| ASSIGNED TASK |
From the entries that follow, list every line in which the string "name" appears.

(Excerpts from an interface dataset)
━━━━

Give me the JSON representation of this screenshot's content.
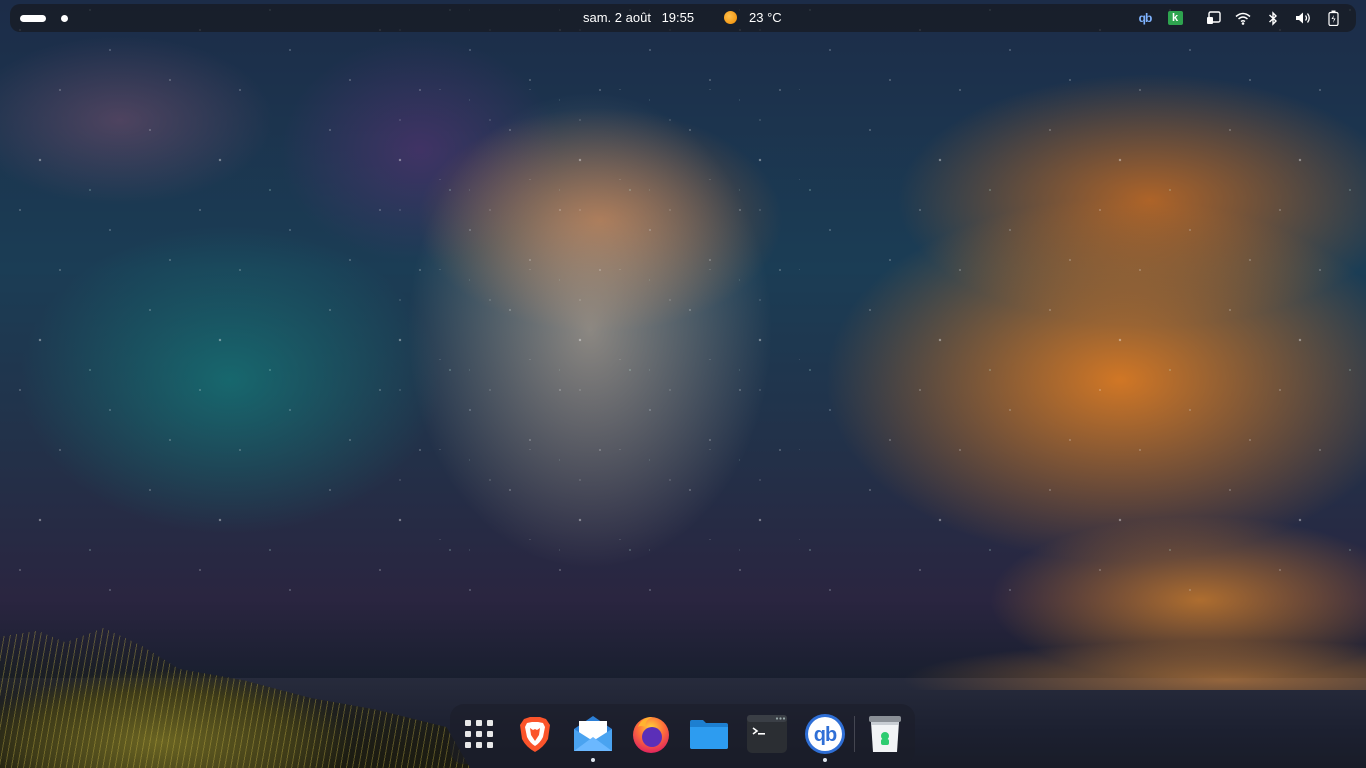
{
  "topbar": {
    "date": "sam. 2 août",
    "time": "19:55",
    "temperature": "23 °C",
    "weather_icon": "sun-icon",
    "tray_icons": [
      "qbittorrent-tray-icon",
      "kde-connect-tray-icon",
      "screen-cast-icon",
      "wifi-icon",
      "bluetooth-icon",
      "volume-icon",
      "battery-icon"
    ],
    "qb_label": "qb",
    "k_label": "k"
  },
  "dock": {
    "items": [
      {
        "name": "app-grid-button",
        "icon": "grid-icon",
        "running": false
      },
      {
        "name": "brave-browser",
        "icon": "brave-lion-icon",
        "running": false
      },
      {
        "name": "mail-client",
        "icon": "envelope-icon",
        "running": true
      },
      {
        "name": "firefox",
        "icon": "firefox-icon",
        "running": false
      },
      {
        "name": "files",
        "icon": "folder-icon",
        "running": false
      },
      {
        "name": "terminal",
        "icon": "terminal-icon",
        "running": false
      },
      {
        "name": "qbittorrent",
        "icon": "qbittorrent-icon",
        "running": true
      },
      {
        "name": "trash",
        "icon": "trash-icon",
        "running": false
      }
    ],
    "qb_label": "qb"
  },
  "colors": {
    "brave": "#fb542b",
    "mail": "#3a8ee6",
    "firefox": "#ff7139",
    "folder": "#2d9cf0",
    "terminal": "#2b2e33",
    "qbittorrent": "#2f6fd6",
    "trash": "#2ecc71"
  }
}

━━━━

| EXERCISE RESULT |
        "name": "app-grid-button",
        "name": "brave-browser",
        "name": "mail-client",
        "name": "firefox",
        "name": "files",
        "name": "terminal",
        "name": "qbittorrent",
        "name": "trash",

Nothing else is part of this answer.